__What is expected__: Lines holding the string "name" are the ones to copy; find them all in the data.

Source records
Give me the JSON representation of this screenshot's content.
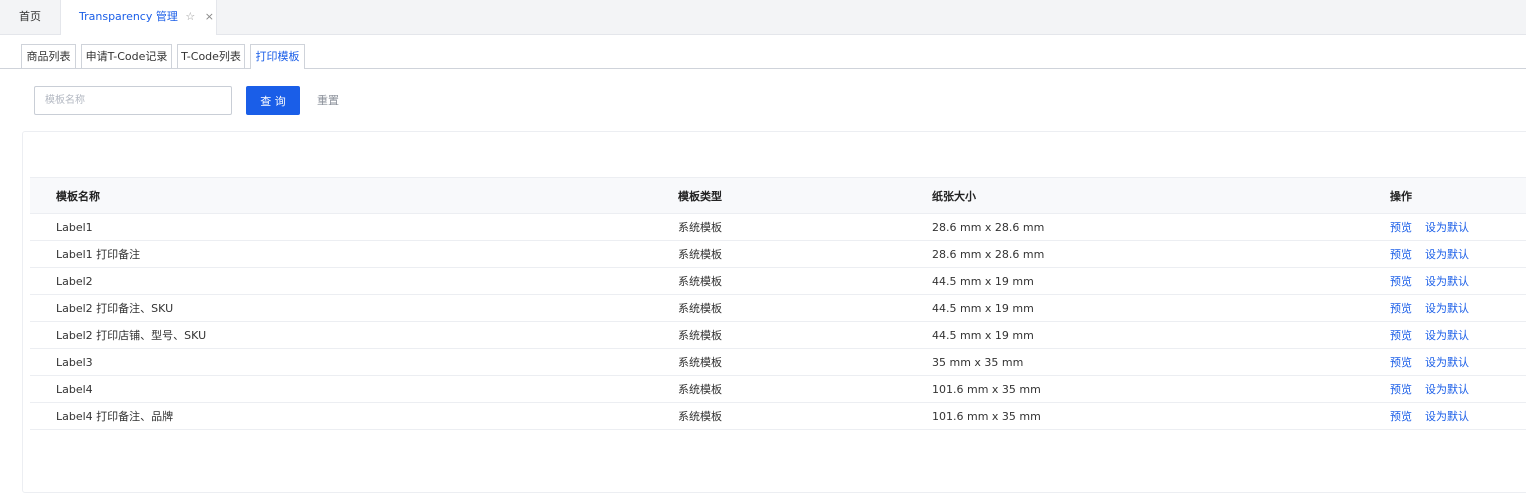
{
  "tabs": {
    "home": "首页",
    "active": "Transparency 管理",
    "star_icon": "☆",
    "close_icon": "×"
  },
  "sub_tabs": [
    "商品列表",
    "申请T-Code记录",
    "T-Code列表",
    "打印模板"
  ],
  "filter": {
    "placeholder": "模板名称",
    "query_label": "查 询",
    "reset_label": "重置"
  },
  "table": {
    "headers": [
      "模板名称",
      "模板类型",
      "纸张大小",
      "操作"
    ],
    "rows": [
      {
        "name": "Label1",
        "type": "系统模板",
        "size": "28.6 mm x 28.6 mm"
      },
      {
        "name": "Label1 打印备注",
        "type": "系统模板",
        "size": "28.6 mm x 28.6 mm"
      },
      {
        "name": "Label2",
        "type": "系统模板",
        "size": "44.5 mm x 19 mm"
      },
      {
        "name": "Label2 打印备注、SKU",
        "type": "系统模板",
        "size": "44.5 mm x 19 mm"
      },
      {
        "name": "Label2 打印店铺、型号、SKU",
        "type": "系统模板",
        "size": "44.5 mm x 19 mm"
      },
      {
        "name": "Label3",
        "type": "系统模板",
        "size": "35 mm x 35 mm"
      },
      {
        "name": "Label4",
        "type": "系统模板",
        "size": "101.6 mm x 35 mm"
      },
      {
        "name": "Label4 打印备注、品牌",
        "type": "系统模板",
        "size": "101.6 mm x 35 mm"
      }
    ],
    "actions": {
      "preview": "预览",
      "set_default": "设为默认"
    }
  },
  "colors": {
    "accent": "#1a5ee8"
  }
}
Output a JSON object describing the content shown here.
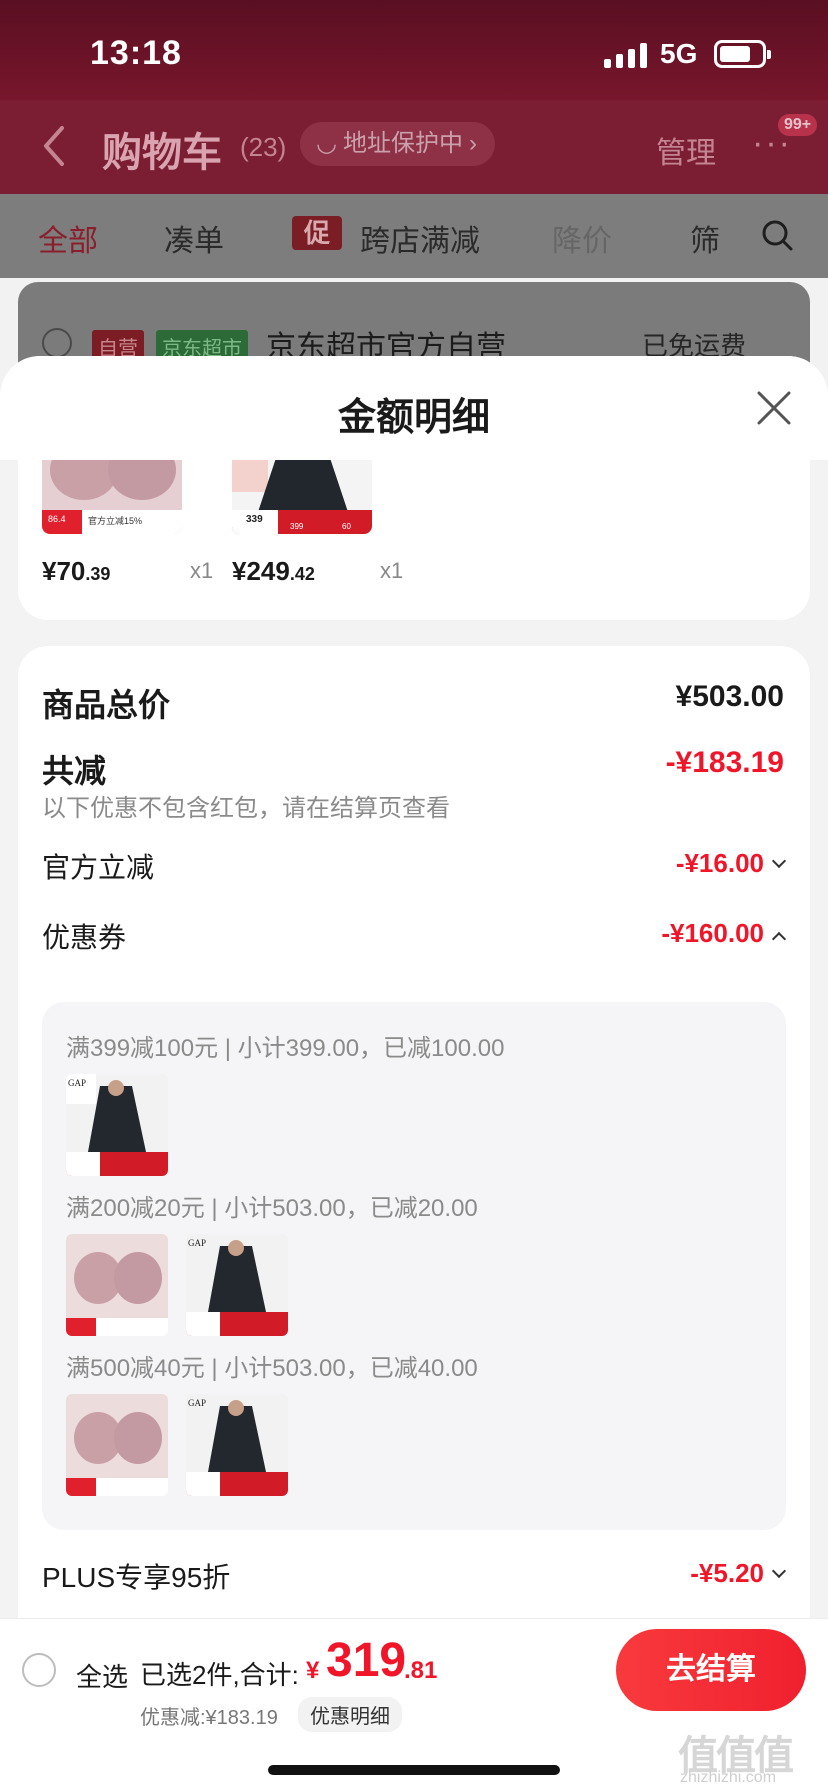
{
  "status": {
    "time": "13:18",
    "network": "5G"
  },
  "cart": {
    "title": "购物车",
    "count": "(23)",
    "address_protect": "地址保护中",
    "manage": "管理",
    "badge": "99+",
    "filters": {
      "all": "全部",
      "cou": "凑单",
      "promo_tag": "促",
      "cross_shop": "跨店满减",
      "price_drop": "降价",
      "screen": "筛"
    },
    "shop": {
      "tag_ziying": "自营",
      "tag_jd": "京东超市",
      "name": "京东超市官方自营",
      "free_shipping": "已免运费"
    }
  },
  "sheet": {
    "title": "金额明细",
    "products": [
      {
        "price_int": "¥70",
        "price_dec": ".39",
        "qty": "x1",
        "thumb_price": "86.4",
        "thumb_text": "官方立减15%"
      },
      {
        "price_int": "¥249",
        "price_dec": ".42",
        "qty": "x1",
        "thumb_price": "339",
        "thumb_a": "399",
        "thumb_b": "60"
      }
    ],
    "goods_total_label": "商品总价",
    "goods_total_value": "¥503.00",
    "total_reduce_label": "共减",
    "total_reduce_value": "-¥183.19",
    "reduce_note": "以下优惠不包含红包，请在结算页查看",
    "official_label": "官方立减",
    "official_value": "-¥16.00",
    "coupon_label": "优惠券",
    "coupon_value": "-¥160.00",
    "coupon_rules": [
      "满399减100元 | 小计399.00，已减100.00",
      "满200减20元 | 小计503.00，已减20.00",
      "满500减40元 | 小计503.00，已减40.00"
    ],
    "plus_label": "PLUS专享95折",
    "plus_value": "-¥5.20"
  },
  "bottom": {
    "select_all": "全选",
    "summary": "已选2件,合计:",
    "total_yen": "¥",
    "total_int": "319",
    "total_dec": ".81",
    "discount": "优惠减:¥183.19",
    "detail_pill": "优惠明细",
    "checkout": "去结算",
    "watermark": "值值值",
    "watermark_sub": "zhizhizhi.com"
  },
  "colors": {
    "accent_red": "#f01528",
    "header_dim": "#7c1e33"
  },
  "icons": [
    "back-icon",
    "search-icon",
    "close-icon",
    "chevron-down-icon",
    "chevron-up-icon",
    "more-icon"
  ]
}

__Finished task__:
        "name": "Label1",
        "name": "Label1 打印备注",
        "name": "Label2",
        "name": "Label2 打印备注、SKU",
        "name": "Label2 打印店铺、型号、SKU",
        "name": "Label3",
        "name": "Label4",
        "name": "Label4 打印备注、品牌",
      "name": "京东超市官方自营",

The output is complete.